Not only is Lethbridge tied for the lowest paid workers in the province, but workers here are paid $1,000 per month less than the average of all Alberta cities.
People who oppose the Lethbridge supervised consumption site care more about ideology than they do facts.
The majority of workers in Lethbridge can’t afford the average cost of rent.
Tax breaks, top ups, matching funds—none of them help poor people because they all require poor people first spending money they don’t have.
Billionaires steal money from workers, then they hoard the money, which keeps that money from circulating in the economy.
In this article, I will keep a running total of the number of public sector job losses in Alberta.
Yesterday, someone wrote a letter to the editor of the Lethbridge Herald. This person is dealing with drug addiction and was providing some insight from that perspective on the benefits of the supervised consumption site, as well as addressing some myths. Naturally, the online version of the letter received negative feedback, many with the same, […]
Must be a federal election. The Conservatives are promising tax credits again, and disguising them as tax cuts.

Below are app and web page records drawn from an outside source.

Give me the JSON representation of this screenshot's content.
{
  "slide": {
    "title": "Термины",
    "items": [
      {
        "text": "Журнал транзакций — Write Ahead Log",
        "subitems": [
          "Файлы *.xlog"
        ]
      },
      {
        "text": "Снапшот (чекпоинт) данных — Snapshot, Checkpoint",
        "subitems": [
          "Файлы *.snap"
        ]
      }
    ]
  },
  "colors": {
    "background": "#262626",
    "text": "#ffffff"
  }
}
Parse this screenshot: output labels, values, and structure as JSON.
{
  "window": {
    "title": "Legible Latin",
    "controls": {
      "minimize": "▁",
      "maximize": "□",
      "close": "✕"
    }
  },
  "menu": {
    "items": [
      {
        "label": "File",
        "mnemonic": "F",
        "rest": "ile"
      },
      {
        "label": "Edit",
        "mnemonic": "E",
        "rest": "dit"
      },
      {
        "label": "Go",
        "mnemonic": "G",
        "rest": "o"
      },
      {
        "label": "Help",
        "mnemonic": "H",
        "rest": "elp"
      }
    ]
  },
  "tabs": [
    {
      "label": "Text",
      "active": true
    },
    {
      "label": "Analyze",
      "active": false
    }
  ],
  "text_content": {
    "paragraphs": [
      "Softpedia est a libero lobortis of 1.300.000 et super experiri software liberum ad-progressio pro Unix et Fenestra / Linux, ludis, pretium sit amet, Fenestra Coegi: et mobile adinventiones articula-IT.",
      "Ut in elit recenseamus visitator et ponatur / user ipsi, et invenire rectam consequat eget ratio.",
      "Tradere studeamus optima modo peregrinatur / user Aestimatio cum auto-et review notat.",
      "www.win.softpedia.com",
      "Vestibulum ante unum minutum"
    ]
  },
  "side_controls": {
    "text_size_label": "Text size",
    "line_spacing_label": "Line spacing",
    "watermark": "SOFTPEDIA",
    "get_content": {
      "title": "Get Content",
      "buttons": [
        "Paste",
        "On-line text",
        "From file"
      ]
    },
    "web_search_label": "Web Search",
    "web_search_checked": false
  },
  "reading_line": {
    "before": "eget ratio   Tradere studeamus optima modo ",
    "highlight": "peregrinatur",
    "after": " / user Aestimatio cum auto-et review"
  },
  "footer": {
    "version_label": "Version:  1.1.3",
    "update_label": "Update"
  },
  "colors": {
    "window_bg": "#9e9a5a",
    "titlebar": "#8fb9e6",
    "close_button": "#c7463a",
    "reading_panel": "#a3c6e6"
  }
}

This sort of language is a continuation of centuries-old rhetoric of Indigenous people hindering settler progress.
People don’t agree with me when I tell them that landlords exploit their renters to make money.